Developed locally by Eleet technologies, which is based in Oviedo, a new website has emerged on the scene that allows children, and interested adults, to let their fingers do the walking all the way to a published book.
Whether it be a young storyteller who has great tales to tell or a young illustrator who has art to show, Scribblitt.com is an outlet that puts dreams into hard copy.
The website, designed at a kid-friendly level, allows users to go in and write a story online and pick accompany ink illustrations provided. For those with artistic talents, the option to scan and upload drawings is also available.
However, for those interested in just writing, users can custom design characters already drafted on the site.
"We knew most websites like this are very cumbersome to use, so we took a step back from that and thought, 'What do you really need to do to create a book?' Well you have to have an account, and if you can just click and give your book a title, that's how you start," said Josh Strzalko, founder of the site creator Eleet Technologies. "Once you put a title in, you can just start writing page after page after page. When you create an illustration, you just click there and illustrate it or upload it directly into [a] book."
After the book is complete, there is an option to purchase a hard-copy, published version of the book for $24.99. Stories can be up to 20 pages long and come published in an 8-inch by 8-inch square book. The website is free for users, but an account must be created to begin so that work can be saved.
"I think it provides a great sense of accomplishment to kids to actually produce a professionally bound copy of something they've created, and having that sense of accomplishment is what it's all about," said Andrea Bergstein, founder of the site. "Putting their creative minds to work and that payoff of having something they can hold or give as a gift to keep forever is a great feeling."

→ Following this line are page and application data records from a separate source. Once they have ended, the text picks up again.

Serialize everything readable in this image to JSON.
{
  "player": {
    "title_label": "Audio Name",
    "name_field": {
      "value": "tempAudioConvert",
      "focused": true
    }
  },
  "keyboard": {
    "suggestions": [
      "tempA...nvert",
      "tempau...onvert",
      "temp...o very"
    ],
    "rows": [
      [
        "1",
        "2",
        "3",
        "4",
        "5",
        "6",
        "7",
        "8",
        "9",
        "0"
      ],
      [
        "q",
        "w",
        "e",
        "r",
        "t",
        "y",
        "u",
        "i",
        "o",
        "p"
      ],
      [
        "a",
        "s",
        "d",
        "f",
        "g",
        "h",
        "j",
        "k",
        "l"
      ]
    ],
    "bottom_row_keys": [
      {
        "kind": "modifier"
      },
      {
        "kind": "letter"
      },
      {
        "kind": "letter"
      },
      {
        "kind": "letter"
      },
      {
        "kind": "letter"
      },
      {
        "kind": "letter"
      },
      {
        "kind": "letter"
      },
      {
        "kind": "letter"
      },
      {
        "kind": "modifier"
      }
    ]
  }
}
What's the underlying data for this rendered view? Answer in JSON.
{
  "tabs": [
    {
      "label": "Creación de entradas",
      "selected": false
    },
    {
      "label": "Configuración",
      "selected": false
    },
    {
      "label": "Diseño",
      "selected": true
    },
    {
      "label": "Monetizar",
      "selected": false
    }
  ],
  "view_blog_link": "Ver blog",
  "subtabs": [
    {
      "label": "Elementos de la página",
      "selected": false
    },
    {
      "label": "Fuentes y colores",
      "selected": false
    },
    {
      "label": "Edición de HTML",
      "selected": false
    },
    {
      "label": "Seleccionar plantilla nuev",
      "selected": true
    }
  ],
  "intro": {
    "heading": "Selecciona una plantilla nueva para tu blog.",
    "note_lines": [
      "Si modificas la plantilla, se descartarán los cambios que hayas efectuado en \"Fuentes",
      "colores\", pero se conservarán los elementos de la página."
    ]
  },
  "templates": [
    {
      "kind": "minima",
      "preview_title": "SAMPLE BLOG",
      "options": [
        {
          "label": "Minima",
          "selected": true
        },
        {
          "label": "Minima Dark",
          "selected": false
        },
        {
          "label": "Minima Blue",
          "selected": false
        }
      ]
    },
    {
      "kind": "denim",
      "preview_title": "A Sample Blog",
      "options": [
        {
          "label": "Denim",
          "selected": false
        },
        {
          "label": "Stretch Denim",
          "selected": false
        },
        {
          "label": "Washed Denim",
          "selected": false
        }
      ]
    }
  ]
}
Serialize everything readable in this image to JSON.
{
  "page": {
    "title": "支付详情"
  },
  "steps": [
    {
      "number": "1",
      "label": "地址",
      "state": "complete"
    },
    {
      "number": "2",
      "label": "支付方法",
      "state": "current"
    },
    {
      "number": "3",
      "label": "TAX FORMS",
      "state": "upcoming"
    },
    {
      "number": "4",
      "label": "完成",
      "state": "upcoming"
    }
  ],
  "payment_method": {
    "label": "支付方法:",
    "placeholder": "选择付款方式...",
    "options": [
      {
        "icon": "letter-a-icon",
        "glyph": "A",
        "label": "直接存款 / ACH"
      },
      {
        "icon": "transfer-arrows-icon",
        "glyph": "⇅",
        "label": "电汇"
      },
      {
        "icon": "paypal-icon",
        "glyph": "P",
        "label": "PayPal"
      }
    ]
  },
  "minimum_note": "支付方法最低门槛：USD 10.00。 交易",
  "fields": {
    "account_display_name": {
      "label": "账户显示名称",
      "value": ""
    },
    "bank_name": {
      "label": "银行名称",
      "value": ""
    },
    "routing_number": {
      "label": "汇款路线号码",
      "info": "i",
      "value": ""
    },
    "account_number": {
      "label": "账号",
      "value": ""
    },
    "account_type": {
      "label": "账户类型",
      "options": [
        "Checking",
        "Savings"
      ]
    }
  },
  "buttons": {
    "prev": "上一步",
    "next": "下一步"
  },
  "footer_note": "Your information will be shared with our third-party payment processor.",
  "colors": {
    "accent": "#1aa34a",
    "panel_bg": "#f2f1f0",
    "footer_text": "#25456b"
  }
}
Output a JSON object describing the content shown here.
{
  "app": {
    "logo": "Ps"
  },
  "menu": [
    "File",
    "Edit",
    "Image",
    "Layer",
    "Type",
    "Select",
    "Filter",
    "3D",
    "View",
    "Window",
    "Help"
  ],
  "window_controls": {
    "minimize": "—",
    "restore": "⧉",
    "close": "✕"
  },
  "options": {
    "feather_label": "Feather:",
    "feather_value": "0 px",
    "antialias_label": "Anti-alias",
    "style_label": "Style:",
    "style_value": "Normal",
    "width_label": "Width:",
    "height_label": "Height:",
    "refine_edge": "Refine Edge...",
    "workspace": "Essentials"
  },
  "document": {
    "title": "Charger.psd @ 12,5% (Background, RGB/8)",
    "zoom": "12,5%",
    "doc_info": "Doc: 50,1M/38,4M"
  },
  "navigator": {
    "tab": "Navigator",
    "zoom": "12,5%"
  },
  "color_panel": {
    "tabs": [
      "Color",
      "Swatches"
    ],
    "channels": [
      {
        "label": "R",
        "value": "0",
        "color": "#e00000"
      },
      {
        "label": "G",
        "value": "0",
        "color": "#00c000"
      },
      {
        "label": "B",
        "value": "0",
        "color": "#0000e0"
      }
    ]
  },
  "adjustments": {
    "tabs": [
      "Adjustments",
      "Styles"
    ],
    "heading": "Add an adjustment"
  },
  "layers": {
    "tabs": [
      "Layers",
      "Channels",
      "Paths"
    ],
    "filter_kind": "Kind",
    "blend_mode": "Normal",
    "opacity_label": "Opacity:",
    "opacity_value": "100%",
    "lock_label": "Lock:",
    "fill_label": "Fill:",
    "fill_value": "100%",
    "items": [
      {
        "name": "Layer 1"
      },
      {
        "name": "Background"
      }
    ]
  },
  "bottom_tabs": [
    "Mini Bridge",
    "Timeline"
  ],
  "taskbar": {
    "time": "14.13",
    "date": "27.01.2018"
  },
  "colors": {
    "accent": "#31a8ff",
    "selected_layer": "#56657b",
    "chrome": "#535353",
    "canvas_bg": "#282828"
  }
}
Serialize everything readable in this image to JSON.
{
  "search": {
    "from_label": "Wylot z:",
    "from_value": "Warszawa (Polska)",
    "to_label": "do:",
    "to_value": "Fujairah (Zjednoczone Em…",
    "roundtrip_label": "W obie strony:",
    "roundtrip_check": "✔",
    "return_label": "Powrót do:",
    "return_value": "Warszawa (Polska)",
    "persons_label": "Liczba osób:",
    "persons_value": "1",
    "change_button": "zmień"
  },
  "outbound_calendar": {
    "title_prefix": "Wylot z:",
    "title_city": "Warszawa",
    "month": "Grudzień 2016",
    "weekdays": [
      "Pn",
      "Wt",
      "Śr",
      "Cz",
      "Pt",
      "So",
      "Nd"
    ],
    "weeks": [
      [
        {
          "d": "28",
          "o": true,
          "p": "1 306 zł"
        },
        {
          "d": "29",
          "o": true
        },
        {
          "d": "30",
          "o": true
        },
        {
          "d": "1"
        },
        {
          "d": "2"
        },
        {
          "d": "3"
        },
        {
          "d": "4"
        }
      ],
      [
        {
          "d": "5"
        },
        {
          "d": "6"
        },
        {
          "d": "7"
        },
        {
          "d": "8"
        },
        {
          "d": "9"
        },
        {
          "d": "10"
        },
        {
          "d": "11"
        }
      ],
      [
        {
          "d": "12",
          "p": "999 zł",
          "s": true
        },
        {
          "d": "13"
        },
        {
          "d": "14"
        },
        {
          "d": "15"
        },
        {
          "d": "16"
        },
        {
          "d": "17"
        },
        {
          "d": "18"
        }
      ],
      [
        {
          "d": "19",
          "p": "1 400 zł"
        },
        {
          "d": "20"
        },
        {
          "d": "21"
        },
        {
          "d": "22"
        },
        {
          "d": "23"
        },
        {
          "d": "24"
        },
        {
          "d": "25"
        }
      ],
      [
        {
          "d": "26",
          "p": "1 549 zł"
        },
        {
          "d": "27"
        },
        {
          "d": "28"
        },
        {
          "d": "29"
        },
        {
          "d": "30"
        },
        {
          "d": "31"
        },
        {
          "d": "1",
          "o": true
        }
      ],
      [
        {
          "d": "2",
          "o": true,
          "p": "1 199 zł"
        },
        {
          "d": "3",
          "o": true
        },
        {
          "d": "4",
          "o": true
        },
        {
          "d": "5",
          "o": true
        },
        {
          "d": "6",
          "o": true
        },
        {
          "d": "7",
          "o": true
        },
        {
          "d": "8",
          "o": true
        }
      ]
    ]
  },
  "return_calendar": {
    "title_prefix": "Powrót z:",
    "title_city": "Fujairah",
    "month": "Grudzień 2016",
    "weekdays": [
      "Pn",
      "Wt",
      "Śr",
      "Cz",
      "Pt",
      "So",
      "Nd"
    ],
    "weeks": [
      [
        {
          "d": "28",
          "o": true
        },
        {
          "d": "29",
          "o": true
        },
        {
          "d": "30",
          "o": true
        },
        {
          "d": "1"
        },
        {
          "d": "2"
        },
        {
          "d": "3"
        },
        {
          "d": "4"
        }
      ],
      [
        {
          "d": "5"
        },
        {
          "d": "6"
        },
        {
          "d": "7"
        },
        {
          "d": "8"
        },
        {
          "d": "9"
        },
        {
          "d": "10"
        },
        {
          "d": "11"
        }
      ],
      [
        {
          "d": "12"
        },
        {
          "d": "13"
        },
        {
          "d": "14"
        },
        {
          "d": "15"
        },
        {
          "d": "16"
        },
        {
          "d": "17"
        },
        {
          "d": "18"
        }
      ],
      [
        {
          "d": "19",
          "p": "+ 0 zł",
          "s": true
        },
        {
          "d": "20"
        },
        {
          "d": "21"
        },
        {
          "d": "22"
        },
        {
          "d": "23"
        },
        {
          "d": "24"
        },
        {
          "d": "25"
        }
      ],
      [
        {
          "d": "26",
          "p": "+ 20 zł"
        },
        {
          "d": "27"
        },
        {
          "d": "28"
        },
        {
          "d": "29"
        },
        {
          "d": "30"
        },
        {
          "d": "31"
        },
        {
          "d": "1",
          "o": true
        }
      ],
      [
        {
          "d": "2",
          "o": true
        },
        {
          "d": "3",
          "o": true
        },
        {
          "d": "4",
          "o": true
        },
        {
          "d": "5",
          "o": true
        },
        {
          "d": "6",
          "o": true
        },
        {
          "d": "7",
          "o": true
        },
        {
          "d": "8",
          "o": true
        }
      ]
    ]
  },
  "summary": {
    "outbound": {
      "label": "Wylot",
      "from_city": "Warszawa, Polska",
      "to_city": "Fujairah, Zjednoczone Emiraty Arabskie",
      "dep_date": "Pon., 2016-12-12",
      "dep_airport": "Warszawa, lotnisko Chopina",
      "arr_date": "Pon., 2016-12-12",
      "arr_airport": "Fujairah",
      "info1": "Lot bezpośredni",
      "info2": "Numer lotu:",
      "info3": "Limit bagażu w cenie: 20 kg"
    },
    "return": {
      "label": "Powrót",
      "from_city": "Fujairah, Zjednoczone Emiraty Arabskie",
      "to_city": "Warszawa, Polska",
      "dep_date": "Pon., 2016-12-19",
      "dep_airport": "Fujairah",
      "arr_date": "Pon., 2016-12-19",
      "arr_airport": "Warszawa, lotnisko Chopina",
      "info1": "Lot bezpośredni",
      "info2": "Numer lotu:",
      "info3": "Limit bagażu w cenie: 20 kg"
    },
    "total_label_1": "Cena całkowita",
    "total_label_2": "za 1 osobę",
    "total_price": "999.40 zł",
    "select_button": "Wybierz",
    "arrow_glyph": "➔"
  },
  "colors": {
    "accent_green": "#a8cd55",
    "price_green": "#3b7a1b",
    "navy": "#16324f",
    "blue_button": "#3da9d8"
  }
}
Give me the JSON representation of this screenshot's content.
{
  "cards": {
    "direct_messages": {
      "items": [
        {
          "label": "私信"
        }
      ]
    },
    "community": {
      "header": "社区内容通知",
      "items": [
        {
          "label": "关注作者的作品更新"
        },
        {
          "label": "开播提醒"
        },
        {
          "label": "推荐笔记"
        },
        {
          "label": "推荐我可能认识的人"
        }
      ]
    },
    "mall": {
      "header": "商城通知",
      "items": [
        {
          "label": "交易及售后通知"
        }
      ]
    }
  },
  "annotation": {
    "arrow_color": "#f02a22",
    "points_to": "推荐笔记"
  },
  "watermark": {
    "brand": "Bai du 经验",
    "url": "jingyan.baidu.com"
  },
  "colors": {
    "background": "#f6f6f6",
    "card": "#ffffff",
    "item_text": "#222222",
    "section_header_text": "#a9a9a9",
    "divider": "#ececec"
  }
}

Bergstein came up with the idea for the site after seeing her two daughters look for an outlet to show off their talents. With one daughter who loves to write and one daughter who loves to draw, Bergstein wanted to create a way for them to get their work published without the hassle of selling their ideas to a publishing company.
With money out of her own pocket, Bergstein set out to create the site with the help of Eleet Technologies. With much hard work, she said the site launched in May with a surge of interest. The site has garnered more than 40,000 hits since its debut and has accumulated 2,000 registered users.
"One of the things I wanted to do was help provide tools to create professional products," Bergstein said. "There are writing tools that help kids work through the structure of a story and build a proper story with a beginning, middle and an end, and tools for story starters in case you can't think of a story to write."
"...For my younger daughter, I would scan her drawings and upload them into the computer and include them in the story, but for my older daughter, I created a tool for those who can't draw and you can pick a head, a body, add on characters and create your own images. We hired an illustrator to create those images and there's some technology that allows kids to pick and click and do their own creating right there on the site."
The site also features interviews with popular children's authors to inspire kids to keep writing. This month the author is Gordon Korman, author of more than 70 novels for kids and young adults. Alongside these interviews, a featured "Scribbler" is selected to showcase some of the talent that is being submitted on the site. Additionally, the site announces contests and has word games.
Although there are still some bugs to work out, Strzalko said the site should be very user-friendly and the team is still working on some new features. Next week, the site will offer the opportunity to create comic books as well as storybooks for those who like a little action behind their words. Comics can be printed just like regular storybooks, but come in comic-book form.
Bergstein also said she is hoping to work with local schools so educators can use the site as a learning tool. Because the site is accessible through any computer, it allows teachers to use it as platform for children to expand their writing capabilities. The site also offers fundraising opportunities where participating schools can receive 10 percent of all the book sales made from their school.
"We're just beginning, but I'm hoping lots more schools will be interested in talking with me about doing a project with them," Bergstein said. "I know I would much rather have my kids be doing something like this that powers their brain."
For more information on Scribblitt visit the website at www.Scribblitt.com.